Advantages for the Students The relationships between the faculty and firms enhance the student placement pipeline to provide opportunities following graduation. Students gain a competitive edge from being exposed to practical insights into the types of A&A and Tax issues they will likely encounter when they enter the work force. Students gain an understanding of how the practicing community develops practice aids and methodologies to ensure compliance with the volume of technical requirements associated with an A&A and Tax practice.
Issues Needs to meet the mission and objectives of your institution - #1 responsibility is to accounting program It takes the right faculty member – SIR is not for everyone – audit and tax faculty shortfall (both our areas) Time commitment – only so many hours in a day - good time management University Consulting Rules SIR programs have been with us for years in various shapes and fashions More firms are capitalizing on this resource Possible conflicts to avoid Bill Carr has taken more steps – CRI Leadership Academy (soft skills) and IT Scholar-in-Residence

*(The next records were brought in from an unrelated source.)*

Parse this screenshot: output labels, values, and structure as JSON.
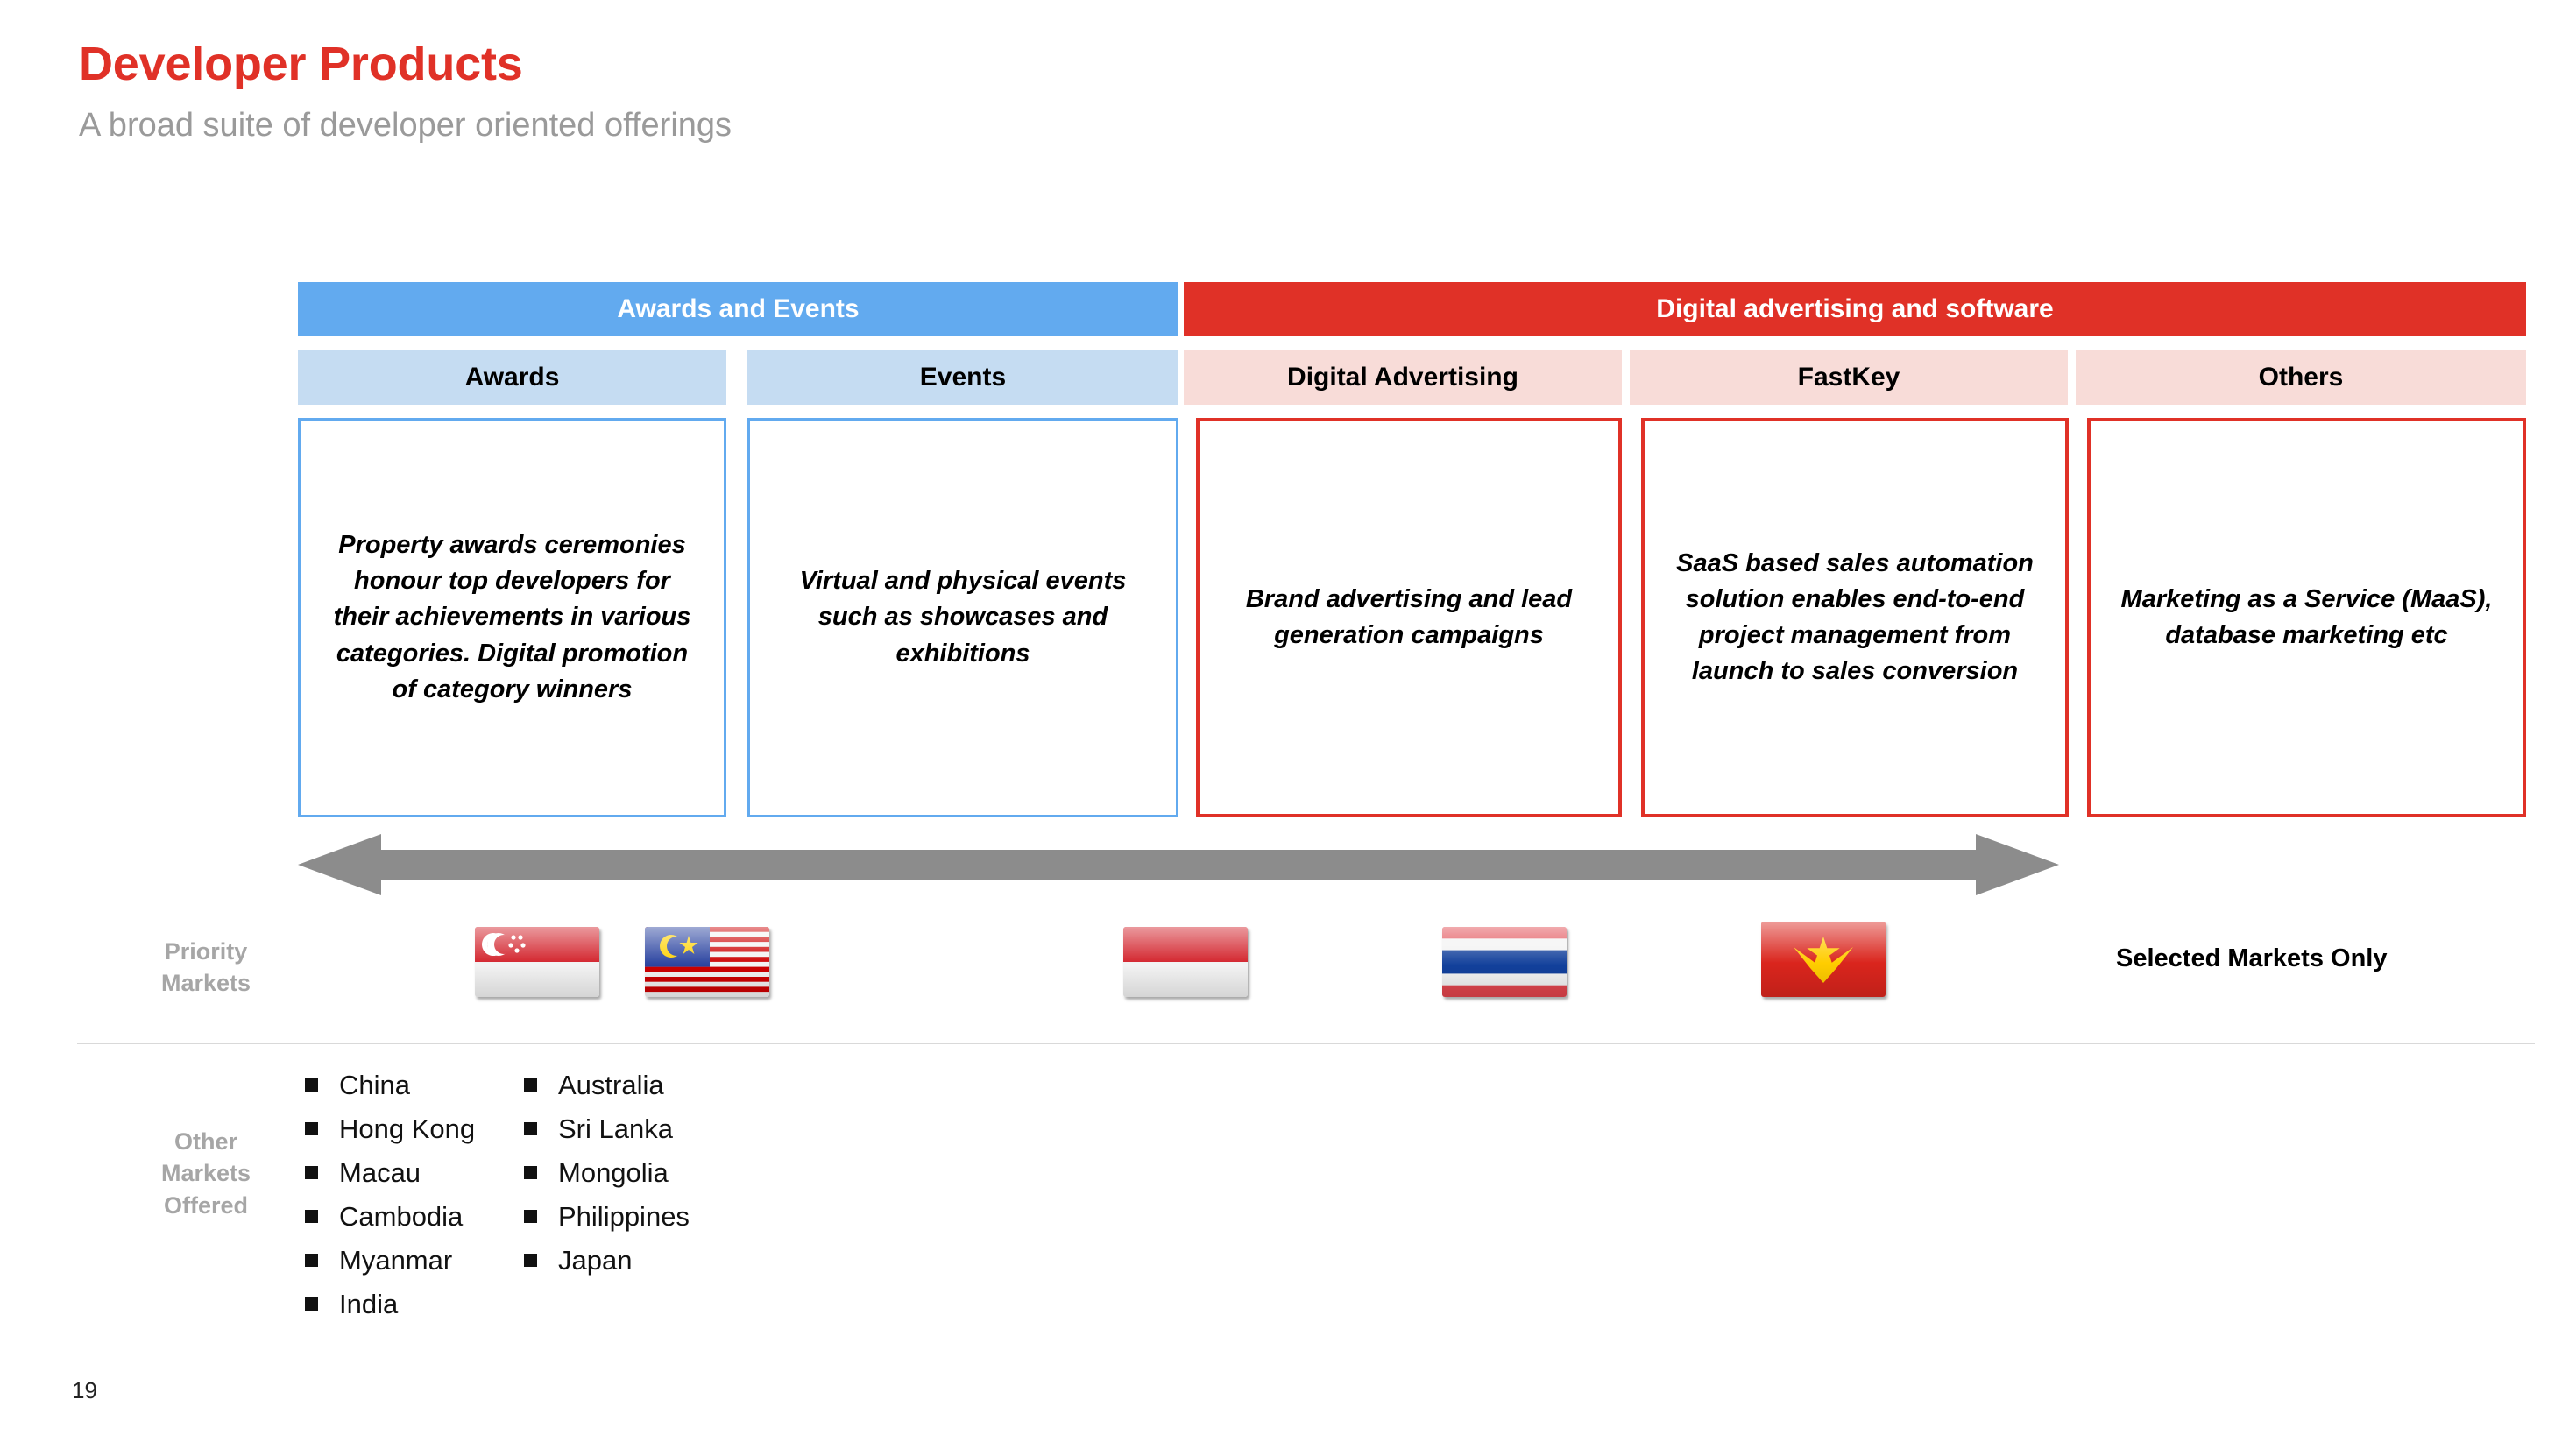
{
  "header": {
    "title": "Developer Products",
    "subtitle": "A broad suite of developer oriented offerings",
    "title_color": "#E03127",
    "subtitle_color": "#9A9A9A"
  },
  "colors": {
    "blue": "#62AAEF",
    "blue_light": "#C5DCF2",
    "red": "#E03127",
    "red_light": "#F8DCD8",
    "gray_arrow": "#8C8C8C",
    "gray_label": "#A6A6A6"
  },
  "categories": [
    {
      "label": "Awards and Events",
      "theme": "blue"
    },
    {
      "label": "Digital advertising and software",
      "theme": "red"
    }
  ],
  "columns": [
    {
      "heading": "Awards",
      "theme": "blue",
      "body": "Property awards ceremonies honour top developers for their achievements in various categories. Digital promotion of category winners",
      "flag": "singapore-flag"
    },
    {
      "heading": "Events",
      "theme": "blue",
      "body": "Virtual and physical events such as showcases and exhibitions",
      "flag": "malaysia-flag"
    },
    {
      "heading": "Digital Advertising",
      "theme": "red",
      "body": "Brand advertising and lead generation campaigns",
      "flag": "indonesia-flag"
    },
    {
      "heading": "FastKey",
      "theme": "red",
      "body": "SaaS based sales automation solution enables end-to-end project management from launch to sales conversion",
      "flag": "thailand-flag"
    },
    {
      "heading": "Others",
      "theme": "red",
      "body": "Marketing as a Service (MaaS), database marketing etc",
      "flag": "vietnam-flag"
    }
  ],
  "arrow": {
    "icon": "double-headed-arrow-icon"
  },
  "priority_markets": {
    "label_line1": "Priority",
    "label_line2": "Markets",
    "note": "Selected Markets Only",
    "flags": [
      {
        "name": "singapore-flag",
        "country": "Singapore"
      },
      {
        "name": "malaysia-flag",
        "country": "Malaysia"
      },
      {
        "name": "indonesia-flag",
        "country": "Indonesia"
      },
      {
        "name": "thailand-flag",
        "country": "Thailand"
      },
      {
        "name": "vietnam-flag",
        "country": "Vietnam"
      }
    ]
  },
  "other_markets": {
    "label_line1": "Other",
    "label_line2": "Markets",
    "label_line3": "Offered",
    "column1": [
      "China",
      "Hong Kong",
      "Macau",
      "Cambodia",
      "Myanmar",
      "India"
    ],
    "column2": [
      "Australia",
      "Sri Lanka",
      "Mongolia",
      "Philippines",
      "Japan"
    ]
  },
  "footer": {
    "page_number": "19"
  }
}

Positive Effects of an SIR Program We have no doubt that our participation in the SIR program will continually improve the quality of our teaching. We have taken many of their real-world projects into the classroom, such as CRIs transition to a paperless office. Our experiences help our accounting program maintain an updated and challenging curriculum while meeting accreditation standards, improving faculty development, advancing intellectual contributions, and preparing students for the marketplace. These benefits have led us to believe that the SIR program is a very positive experience for all of the parties involved. WIN/WIN SITUATION FOR ALL!